What are Newborn Reflexes?

What are Newborn Reflexes?

Feb 2, 2018

What can your newborn do, so soon after making an entrance in the world? A lot of amazing things, it turns out. Besides eat, poop, and sleep, new babies are equipped with a set of built-in reflexes that you'll be entranced by, once you know what to watch for. These reflexes are natural instincts that ensure a baby's safety and survival, and can be observed in any healthy newborn. Here is some information about the natural reflexes of a newborn.

The Rooting Reflex

Babies are equipped with a rooting reflex, which can communicate their natural desire to suck, as well as hunger when the reflex is more pronounced. This is what's happening when you cradle your baby to your chest, and they immediately start turning their head toward your breast and open their mouth, wiggling their face around to find something to suck on. You will also see the rooting reflex at work when you stroke their cheek or chin with your finger, and they turn toward you open-mouthed. The rooting reflex tends to disappear around four months of age.

The Moro Reflex

The Moro reflex, also called the “startle” reflex, is characterized by a flailing-like motion when your baby is startled by a quick touch, or an obtrusive light or sound. They will straighten out and kick out their arms and legs. This reflex is most often observed when the baby is lying on their back. When your doctor or midwife performs the newborn exam, they will check for this reflex on purpose as an indicator of good neurological health. The Moro reflex usually goes away after two months.

The Stepping Reflex

This is a fun one to see your baby do. Hold your baby upright with their feet on the floor or your lap, enough to bear just a little bit of weight, and watch how they automatically put one foot down in front of the other, as if they are “walking”. The stepping reflex disappears around two months of age.

The Grasp Reflex

Almost everyone knows this one—hold your finger out to your baby, and they will instinctively curl their little hand around and firmly grasp your finger. It's sweet, it's precious, and it usually lasts about five to six months.

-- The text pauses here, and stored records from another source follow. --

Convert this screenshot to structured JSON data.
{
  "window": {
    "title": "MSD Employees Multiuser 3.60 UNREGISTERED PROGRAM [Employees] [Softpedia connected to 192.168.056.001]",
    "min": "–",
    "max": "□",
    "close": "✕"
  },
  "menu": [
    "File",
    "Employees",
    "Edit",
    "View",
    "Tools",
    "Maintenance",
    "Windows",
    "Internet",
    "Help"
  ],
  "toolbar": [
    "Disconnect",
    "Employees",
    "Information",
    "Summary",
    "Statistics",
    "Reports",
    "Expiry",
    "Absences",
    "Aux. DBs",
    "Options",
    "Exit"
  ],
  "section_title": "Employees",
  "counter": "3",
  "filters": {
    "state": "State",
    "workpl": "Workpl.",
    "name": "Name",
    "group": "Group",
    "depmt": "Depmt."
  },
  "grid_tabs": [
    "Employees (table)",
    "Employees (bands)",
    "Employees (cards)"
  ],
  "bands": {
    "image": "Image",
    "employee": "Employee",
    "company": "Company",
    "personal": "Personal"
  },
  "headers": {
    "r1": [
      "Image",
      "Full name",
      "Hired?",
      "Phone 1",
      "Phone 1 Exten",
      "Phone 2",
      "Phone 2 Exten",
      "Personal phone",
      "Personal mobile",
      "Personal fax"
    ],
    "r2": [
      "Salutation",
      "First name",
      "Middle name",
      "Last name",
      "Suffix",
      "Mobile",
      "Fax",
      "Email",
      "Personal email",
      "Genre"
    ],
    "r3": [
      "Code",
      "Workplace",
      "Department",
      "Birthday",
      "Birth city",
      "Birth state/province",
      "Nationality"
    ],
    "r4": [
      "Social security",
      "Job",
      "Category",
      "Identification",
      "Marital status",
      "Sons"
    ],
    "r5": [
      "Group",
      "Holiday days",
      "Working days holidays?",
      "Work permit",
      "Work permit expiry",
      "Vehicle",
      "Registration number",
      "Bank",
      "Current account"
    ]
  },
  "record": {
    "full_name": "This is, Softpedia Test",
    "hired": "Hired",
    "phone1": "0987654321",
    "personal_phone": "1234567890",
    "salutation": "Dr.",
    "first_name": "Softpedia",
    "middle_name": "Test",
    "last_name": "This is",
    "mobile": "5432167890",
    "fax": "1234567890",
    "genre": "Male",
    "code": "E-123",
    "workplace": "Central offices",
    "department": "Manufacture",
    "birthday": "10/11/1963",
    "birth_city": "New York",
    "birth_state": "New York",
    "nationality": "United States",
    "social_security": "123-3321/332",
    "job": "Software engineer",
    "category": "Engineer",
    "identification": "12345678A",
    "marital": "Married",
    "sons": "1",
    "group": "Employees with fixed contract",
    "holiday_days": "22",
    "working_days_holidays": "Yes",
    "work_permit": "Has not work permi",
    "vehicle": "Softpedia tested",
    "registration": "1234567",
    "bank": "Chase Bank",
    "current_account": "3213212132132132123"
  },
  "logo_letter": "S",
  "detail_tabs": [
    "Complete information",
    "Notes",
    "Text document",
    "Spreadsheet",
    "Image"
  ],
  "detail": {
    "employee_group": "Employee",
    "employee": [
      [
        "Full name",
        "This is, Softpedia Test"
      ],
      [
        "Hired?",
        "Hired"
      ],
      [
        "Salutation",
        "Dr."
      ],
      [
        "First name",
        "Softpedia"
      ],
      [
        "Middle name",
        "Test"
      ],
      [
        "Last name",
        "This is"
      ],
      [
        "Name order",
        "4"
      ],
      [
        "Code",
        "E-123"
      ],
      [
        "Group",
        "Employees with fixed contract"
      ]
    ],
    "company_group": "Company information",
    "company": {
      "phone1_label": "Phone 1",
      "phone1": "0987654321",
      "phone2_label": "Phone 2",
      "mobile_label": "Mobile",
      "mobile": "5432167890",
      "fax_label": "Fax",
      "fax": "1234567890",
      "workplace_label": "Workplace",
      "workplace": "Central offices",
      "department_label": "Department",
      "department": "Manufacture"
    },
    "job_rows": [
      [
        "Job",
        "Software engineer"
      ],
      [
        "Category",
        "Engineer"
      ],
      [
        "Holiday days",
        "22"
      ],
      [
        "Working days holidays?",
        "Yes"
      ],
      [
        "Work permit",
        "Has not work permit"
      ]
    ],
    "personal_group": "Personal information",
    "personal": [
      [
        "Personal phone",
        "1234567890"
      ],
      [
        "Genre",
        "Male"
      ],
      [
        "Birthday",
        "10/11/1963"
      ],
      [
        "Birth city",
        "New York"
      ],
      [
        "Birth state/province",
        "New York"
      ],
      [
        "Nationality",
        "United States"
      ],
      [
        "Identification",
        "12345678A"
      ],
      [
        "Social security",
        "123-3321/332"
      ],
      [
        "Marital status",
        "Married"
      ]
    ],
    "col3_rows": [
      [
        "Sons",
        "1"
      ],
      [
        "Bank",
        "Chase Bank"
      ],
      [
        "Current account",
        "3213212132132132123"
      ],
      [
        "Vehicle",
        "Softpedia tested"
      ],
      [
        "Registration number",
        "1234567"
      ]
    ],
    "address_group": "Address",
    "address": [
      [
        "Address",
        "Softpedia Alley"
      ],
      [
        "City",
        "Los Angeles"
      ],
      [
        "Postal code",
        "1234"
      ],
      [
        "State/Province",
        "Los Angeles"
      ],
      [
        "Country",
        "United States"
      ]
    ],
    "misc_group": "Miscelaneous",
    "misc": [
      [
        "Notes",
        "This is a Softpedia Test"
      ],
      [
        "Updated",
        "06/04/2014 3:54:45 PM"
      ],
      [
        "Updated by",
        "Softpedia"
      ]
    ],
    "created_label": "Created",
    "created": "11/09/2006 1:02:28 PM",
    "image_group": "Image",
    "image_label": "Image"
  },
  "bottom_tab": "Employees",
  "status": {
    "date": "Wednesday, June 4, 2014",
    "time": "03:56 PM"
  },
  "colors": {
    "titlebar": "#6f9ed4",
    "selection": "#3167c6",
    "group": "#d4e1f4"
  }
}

Other Protective Reflexes

Despite your baby's tiny size, they have several reflexes that help them preserve and protect themselves. They can instinctively cough to clear their airways, sneeze when their noses are irritated, and pull away from something disturbing or painful. They can even turn their heads or wiggle around if there is something obstructing their view or breathing.

If you get the chance, watch as your health care provider performs the newborn's physical exam. You'll be able to see them check out all of these reflexes, and knowing to watch for them will help you communicate with your baby for an even stronger bond!

We encourage you to learn more about our "What in the World" series. Please see our A to Z index for a whole host of pregnancy, postpartum, and parenting information and terminology.

Loree Siermachesky works as a multi-certified labour and postpartum doula, certified Lamaze childbirth educator, certified breastfeeding counselor, certified placenta encapsulation specialist and a certified car seat technician in Medicine Hat and Lethbridge. She has had the honour of attending over 1400 births in the last 20 years. She is well-known and greatly respected by the medical providers in Medicine Hat, Lethbridge, Brooks, Taber, and Calgary. She cares deeply for this profession and even more for her clientele, honoring them in whatever method of birth they choose, or helping them transition to new parenthood as they wish.